Many politicians utilize a "this-but-also-that" dual approach when talking about controversial issues, much as George W. Bush claimed to be both a conservative, yet compassionate.  So Napolitano has utilized the dualism approach to immigration, having become known inside the beltway for being "tough and smart."  On the one hand she has been a supporter of guest worker programs which would open a pathway for the undocumented to eventually gain citizenship (a Bush proposal which never got anywhere and tagged as an amnesty program by anti-immigrant groups), but also a supporter of expanded fencing along the border. Such an approach has allowed her to become something of a chameleon, fitting in politically with whomever she is seeking to please at the time.  In January the DHS issued its final regulations implementing the Real ID Act of 2005, a law that would federalized state drivers' licenses and the motor vehicles departments that issue them and created the nation's first-ever de facto national identity card system.  In August 2007, Napolitano was one of the first governors to reach an agreement with DHS to produce hybrid driver's license/border crossing cards to be used as substitutes for U.S. passports at land border ports and also fulfill Real ID requirements for domestic use. DHS praised Arizona's speed at complying with Real ID at the time.

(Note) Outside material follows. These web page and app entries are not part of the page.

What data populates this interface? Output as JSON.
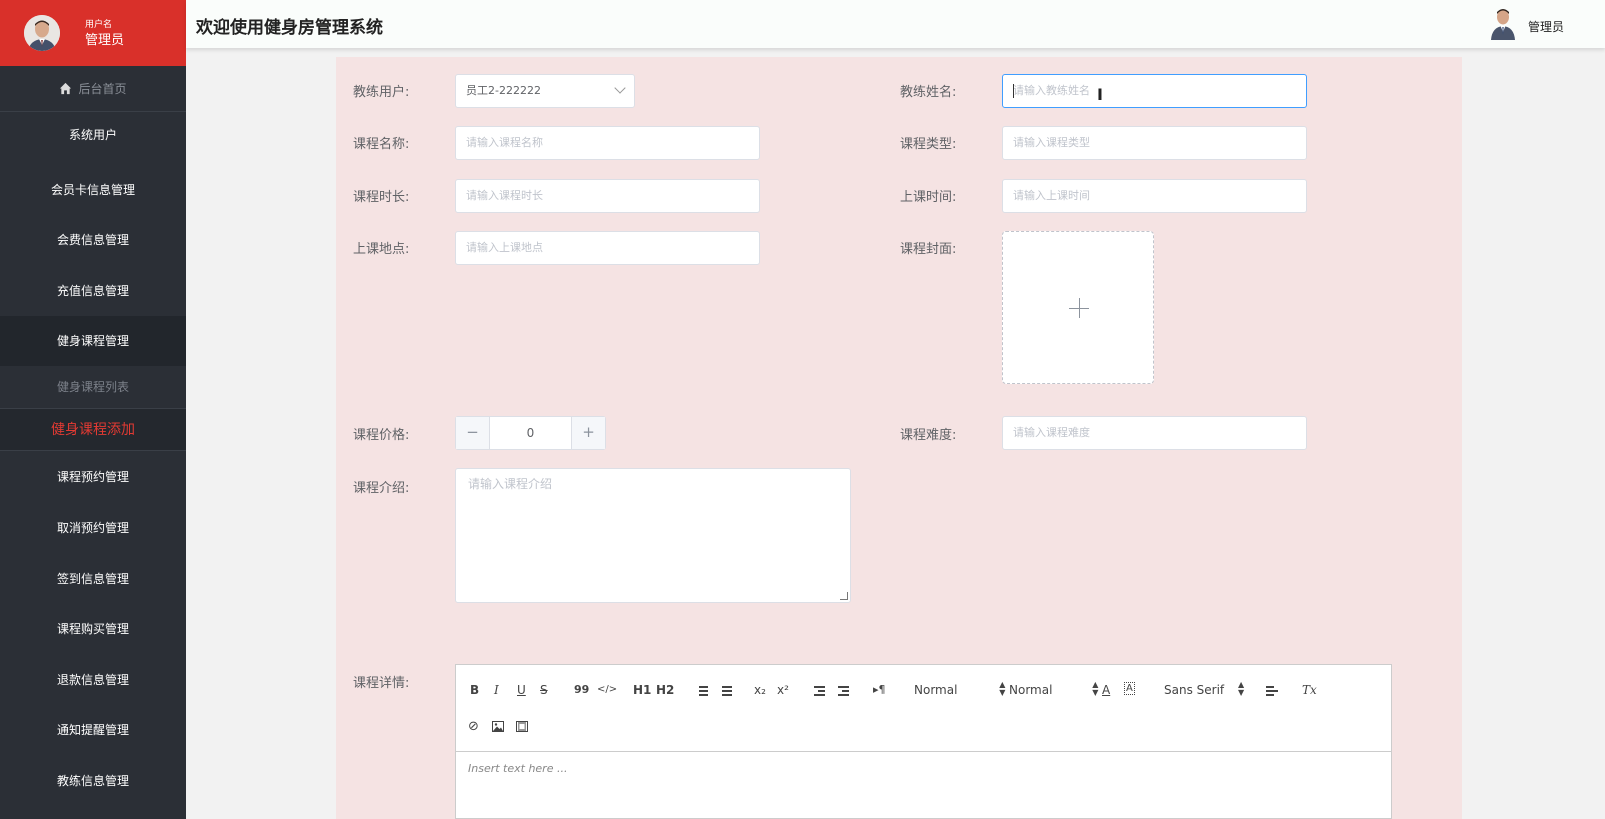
{
  "sidebar": {
    "user_label": "用户名",
    "user_name": "管理员",
    "home": "后台首页",
    "items": [
      "系统用户",
      "会员卡信息管理",
      "会费信息管理",
      "充值信息管理",
      "健身课程管理",
      "健身课程列表",
      "健身课程添加",
      "课程预约管理",
      "取消预约管理",
      "签到信息管理",
      "课程购买管理",
      "退款信息管理",
      "通知提醒管理",
      "教练信息管理"
    ]
  },
  "header": {
    "title": "欢迎使用健身房管理系统",
    "user": "管理员"
  },
  "form": {
    "coach_user_label": "教练用户:",
    "coach_user_value": "员工2-222222",
    "coach_name_label": "教练姓名:",
    "coach_name_placeholder": "请输入教练姓名",
    "course_name_label": "课程名称:",
    "course_name_placeholder": "请输入课程名称",
    "course_type_label": "课程类型:",
    "course_type_placeholder": "请输入课程类型",
    "duration_label": "课程时长:",
    "duration_placeholder": "请输入课程时长",
    "class_time_label": "上课时间:",
    "class_time_placeholder": "请输入上课时间",
    "location_label": "上课地点:",
    "location_placeholder": "请输入上课地点",
    "cover_label": "课程封面:",
    "price_label": "课程价格:",
    "price_value": "0",
    "difficulty_label": "课程难度:",
    "difficulty_placeholder": "请输入课程难度",
    "intro_label": "课程介绍:",
    "intro_placeholder": "请输入课程介绍",
    "detail_label": "课程详情:"
  },
  "editor": {
    "placeholder": "Insert text here ...",
    "header_select": "Normal",
    "size_select": "Normal",
    "font_select": "Sans Serif",
    "btn_bold": "B",
    "btn_italic": "I",
    "btn_underline": "U",
    "btn_strike": "S",
    "btn_quote": "99",
    "btn_code": "</>",
    "btn_h1": "H1",
    "btn_h2": "H2",
    "btn_sub": "x₂",
    "btn_sup": "x²",
    "btn_direction": "▸¶",
    "btn_color": "A",
    "btn_clean": "Tx"
  },
  "colors": {
    "sidebar_bg": "#2b2f36",
    "brand_red": "#d9302a",
    "panel_bg": "#f5e3e3",
    "focus_blue": "#409eff"
  }
}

However, anti-Real ID critics in Arizona pushed for legislation in June on this year banning the state from complying with Real ID, a bill Napolitano signed.  So it appears that her position on this issue is unclear, with one foot in one camp and one in the other.  Soon both feet will be in the DHS camp which she will head.

What is clear is that in early '08, when many expected her, as a woman, to come out for Hillary Clinton for president, she nonetheless endorsed Obama.  On November 5, Obama named Napolitano to his transition team and on December 5, she was appointed to head Homeland Security at the suggestion of the transition team of which she was a part.


Those of us who understand that there will never be any real justice for immigrants by relying on politicians to "fix things" aren't spending our time putting energy into pressuring this or that establishment politico, including Obama. Yet, getting rid of political dualism, such as Napolitano's militarization of the border while at the same time vetoing a few of Sheriff Arpaio's worst anti-immigrant legislative measures, stands high on the reform list of immigrant rights activists outside of D.C.'s usual political stable.

With Napolitano heading Homeland Security, the department's priority may shift from "protecting against terrorists" to attacking immigrants. Some immigrant rights leaders are advocating that the immigration issue should not even be under the Department of Homeland Security; that it should instead be under Justice or perhaps Customs, where former New Mexico governor Bill Richardson, a Latino said to be a bit more sensitive to the plight of immigrants, will be in charge.

Those with more long range views and analyses of the immigration issue believe that there will be no significant changes unless such issues as fair trade (as opposed to the so-called "free trade" which gives huge advantages to government subsidized agribusiness), foreign policy in countries from which impoverished people flee to the U.S. in order to feed their families, and economic development without the subjugating restrictions of the U.S. controlled International Monetary
Fund and World Bank.  These are noble goals within the current system, but such things will only happen when the U.S. ceases to be an imperialist nation, sort of like waiting for hell to freeze over.

At the very least, such radical reforms will take place only as demands for such change are made by a huge movement of people who believe in true justice and humanity.

Just treatment of immigrants won't be realizeduntil large numbers of rational people with internationalist and humanitarian values demand such change just as they did in 2006.

On the day after Obama's inauguration, immigrant rights groups have called for another such demonstration.  "On January 21 we will be here in Washington to ask for reforms and for an end to the raids" at workplaces that have seen illegal immigrants arrested and deported, said Angelica Salas, director of the Los Angeles-based Coalition for Humane Immigrant Rights.